Cruise ships in Palma. | Jaume Morey

“Historic” was how the Balearic Minister for Tourism, Iago Negueruela, described the agreement reached between the Balearic government and the world’s major cruise lines in Hamburg last weekend to introduce limits on the number of cruise ships at any one time in the Port of Palma.

Negueruela has been trying to get a grip on the cruise industry for at least the past two years, like a dog with a bone. But, while it appears that the cruise lines have signed up to the agreement, at the end of the day the Port of Palma is controlled by the State Port Authority in Madrid, not the Balearic government so the judicial validity of the agreement has been thrown into doubt. Plus, those for and against cruise ships have criticised the minister for not having gone far enough and for damaging the local economy, especially in the low season.

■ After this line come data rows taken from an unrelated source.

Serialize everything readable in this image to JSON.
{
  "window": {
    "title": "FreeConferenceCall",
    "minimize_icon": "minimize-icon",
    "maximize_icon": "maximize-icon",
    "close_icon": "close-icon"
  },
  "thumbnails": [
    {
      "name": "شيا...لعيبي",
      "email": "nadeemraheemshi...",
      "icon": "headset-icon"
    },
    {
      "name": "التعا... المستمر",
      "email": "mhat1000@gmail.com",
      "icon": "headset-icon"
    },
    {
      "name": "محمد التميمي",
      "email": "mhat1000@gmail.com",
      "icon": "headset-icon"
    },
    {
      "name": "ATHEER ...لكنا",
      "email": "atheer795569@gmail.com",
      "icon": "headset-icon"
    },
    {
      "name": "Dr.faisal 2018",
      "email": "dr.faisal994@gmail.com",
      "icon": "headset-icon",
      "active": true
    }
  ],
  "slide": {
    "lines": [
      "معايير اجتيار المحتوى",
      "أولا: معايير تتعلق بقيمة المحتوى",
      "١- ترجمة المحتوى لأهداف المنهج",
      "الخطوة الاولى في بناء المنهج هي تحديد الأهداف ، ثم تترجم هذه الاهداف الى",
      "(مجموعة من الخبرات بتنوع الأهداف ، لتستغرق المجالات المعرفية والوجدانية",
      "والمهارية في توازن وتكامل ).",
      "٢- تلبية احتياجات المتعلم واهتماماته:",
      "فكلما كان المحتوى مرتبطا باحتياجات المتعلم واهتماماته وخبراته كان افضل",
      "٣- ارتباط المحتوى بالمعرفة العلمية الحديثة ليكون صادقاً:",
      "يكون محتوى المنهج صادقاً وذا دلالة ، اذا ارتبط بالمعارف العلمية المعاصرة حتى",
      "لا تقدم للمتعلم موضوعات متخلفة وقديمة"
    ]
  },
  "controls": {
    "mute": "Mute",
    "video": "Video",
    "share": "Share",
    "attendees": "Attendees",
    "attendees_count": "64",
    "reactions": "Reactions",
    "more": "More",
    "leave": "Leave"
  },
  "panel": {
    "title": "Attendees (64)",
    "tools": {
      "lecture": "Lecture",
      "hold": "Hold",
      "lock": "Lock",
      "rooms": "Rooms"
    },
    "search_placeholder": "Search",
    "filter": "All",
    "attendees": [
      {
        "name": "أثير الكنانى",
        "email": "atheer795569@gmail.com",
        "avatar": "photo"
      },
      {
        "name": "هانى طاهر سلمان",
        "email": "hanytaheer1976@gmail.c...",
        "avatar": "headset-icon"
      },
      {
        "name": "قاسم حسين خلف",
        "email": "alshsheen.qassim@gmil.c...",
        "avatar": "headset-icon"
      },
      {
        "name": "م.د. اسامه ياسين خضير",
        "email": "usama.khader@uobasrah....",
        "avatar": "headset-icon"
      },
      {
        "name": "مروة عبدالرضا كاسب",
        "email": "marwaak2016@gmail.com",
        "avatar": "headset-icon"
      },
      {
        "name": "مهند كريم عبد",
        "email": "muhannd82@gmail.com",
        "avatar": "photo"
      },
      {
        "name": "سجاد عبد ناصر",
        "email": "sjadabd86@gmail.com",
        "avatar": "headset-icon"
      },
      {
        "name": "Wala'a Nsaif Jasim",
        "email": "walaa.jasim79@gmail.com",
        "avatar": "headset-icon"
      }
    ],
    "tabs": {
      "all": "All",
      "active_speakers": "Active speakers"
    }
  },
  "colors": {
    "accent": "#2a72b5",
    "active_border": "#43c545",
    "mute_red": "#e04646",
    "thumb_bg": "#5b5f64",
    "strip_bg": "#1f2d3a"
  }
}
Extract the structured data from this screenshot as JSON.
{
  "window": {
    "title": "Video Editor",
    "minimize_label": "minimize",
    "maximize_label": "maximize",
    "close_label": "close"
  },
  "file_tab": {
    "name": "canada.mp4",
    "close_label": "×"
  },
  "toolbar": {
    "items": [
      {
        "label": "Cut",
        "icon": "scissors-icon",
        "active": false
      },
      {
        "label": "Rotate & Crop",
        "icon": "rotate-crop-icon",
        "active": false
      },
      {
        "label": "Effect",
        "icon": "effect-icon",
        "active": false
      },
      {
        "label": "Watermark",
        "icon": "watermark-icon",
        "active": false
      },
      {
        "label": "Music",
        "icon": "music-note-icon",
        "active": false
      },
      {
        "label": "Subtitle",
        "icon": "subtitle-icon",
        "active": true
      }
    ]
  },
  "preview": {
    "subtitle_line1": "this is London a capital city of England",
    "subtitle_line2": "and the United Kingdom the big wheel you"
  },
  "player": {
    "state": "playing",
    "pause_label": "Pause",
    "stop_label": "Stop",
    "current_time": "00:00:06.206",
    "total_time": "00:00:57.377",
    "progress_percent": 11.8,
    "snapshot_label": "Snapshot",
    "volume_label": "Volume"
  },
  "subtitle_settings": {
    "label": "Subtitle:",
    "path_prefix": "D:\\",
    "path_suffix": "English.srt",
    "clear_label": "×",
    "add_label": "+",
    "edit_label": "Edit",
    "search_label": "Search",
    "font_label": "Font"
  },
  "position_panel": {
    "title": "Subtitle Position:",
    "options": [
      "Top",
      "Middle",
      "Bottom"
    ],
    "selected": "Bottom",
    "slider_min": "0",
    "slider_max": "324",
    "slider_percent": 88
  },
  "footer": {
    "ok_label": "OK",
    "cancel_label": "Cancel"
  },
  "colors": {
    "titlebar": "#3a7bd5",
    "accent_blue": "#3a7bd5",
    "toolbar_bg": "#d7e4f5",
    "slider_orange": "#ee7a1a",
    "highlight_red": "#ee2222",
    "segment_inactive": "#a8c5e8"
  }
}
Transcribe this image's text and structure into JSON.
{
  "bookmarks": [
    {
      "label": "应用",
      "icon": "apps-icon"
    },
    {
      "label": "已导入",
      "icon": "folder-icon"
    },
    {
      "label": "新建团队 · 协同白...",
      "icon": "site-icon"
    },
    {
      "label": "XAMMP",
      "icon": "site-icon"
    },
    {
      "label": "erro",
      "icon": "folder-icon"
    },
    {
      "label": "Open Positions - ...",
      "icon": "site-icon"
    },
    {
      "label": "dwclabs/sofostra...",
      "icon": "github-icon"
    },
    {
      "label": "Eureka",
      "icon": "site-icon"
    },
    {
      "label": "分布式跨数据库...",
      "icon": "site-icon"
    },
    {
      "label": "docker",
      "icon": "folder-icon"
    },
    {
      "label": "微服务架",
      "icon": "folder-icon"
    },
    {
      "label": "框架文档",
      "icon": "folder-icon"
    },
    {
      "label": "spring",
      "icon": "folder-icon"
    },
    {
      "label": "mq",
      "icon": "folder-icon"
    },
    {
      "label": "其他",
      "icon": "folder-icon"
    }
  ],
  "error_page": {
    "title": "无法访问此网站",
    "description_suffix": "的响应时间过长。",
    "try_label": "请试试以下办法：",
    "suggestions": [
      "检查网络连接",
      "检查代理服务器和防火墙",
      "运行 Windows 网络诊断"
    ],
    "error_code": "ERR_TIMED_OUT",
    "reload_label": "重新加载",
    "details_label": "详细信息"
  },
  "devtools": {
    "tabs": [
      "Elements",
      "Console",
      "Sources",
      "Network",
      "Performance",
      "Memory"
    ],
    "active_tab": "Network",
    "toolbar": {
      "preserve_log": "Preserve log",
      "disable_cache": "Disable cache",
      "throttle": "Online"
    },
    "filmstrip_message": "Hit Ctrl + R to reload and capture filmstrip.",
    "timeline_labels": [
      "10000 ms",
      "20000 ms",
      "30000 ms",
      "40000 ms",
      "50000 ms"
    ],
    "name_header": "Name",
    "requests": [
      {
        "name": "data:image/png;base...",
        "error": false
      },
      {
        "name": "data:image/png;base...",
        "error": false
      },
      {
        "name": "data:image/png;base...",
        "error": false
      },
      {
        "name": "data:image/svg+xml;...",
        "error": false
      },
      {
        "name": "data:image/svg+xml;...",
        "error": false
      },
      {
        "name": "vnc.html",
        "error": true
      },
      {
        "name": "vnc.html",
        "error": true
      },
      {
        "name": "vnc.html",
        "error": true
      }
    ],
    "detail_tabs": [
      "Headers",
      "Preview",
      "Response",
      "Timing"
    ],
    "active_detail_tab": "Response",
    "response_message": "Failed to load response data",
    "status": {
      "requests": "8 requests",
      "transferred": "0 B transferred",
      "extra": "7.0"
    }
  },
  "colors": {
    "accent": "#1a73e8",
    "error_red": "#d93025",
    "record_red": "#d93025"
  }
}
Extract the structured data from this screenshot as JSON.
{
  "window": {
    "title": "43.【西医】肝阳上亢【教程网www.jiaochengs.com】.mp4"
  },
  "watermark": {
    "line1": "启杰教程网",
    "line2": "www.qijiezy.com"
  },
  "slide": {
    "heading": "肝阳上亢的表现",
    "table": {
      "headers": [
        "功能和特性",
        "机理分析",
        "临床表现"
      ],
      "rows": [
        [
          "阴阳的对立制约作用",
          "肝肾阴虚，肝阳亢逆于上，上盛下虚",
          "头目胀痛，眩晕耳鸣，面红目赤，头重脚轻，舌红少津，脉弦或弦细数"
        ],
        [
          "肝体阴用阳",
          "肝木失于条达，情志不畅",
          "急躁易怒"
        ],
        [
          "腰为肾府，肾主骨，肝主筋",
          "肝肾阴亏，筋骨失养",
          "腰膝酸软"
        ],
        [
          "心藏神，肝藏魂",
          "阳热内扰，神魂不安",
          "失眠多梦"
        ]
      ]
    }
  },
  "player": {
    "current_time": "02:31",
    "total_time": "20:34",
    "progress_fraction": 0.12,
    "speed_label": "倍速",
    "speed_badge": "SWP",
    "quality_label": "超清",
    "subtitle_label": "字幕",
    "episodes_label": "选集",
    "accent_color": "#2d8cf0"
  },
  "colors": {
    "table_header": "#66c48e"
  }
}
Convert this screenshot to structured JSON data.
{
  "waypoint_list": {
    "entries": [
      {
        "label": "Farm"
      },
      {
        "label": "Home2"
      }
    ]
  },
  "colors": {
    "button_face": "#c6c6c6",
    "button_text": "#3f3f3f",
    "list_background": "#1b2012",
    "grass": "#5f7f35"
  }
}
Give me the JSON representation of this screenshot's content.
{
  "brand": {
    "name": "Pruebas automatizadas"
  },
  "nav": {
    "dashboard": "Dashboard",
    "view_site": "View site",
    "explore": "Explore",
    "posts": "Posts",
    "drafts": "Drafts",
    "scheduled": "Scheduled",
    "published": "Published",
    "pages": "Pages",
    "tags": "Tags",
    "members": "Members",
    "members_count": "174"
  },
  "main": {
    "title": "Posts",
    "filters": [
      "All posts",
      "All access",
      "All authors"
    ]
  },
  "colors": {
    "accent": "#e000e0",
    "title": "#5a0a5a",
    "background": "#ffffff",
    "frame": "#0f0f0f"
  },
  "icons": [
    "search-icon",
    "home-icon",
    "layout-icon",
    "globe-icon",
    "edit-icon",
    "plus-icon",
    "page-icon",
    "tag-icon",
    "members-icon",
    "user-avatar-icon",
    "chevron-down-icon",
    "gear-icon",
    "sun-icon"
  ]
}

Even members of his own left-wing coalition have shed doubts on the deal. Some have admitted it is a step in the right direction, but there is still a long way to go - in particular getting the stamp of approval from Madrid which is highly unlikely because of the revenue which pours into Madrid from Palma’s cruise industry. The cruise lines may well decided to cut back on their visits to Palma, but that could also cost them money in the long run. So I guess the truth will be in the Christmas pudding.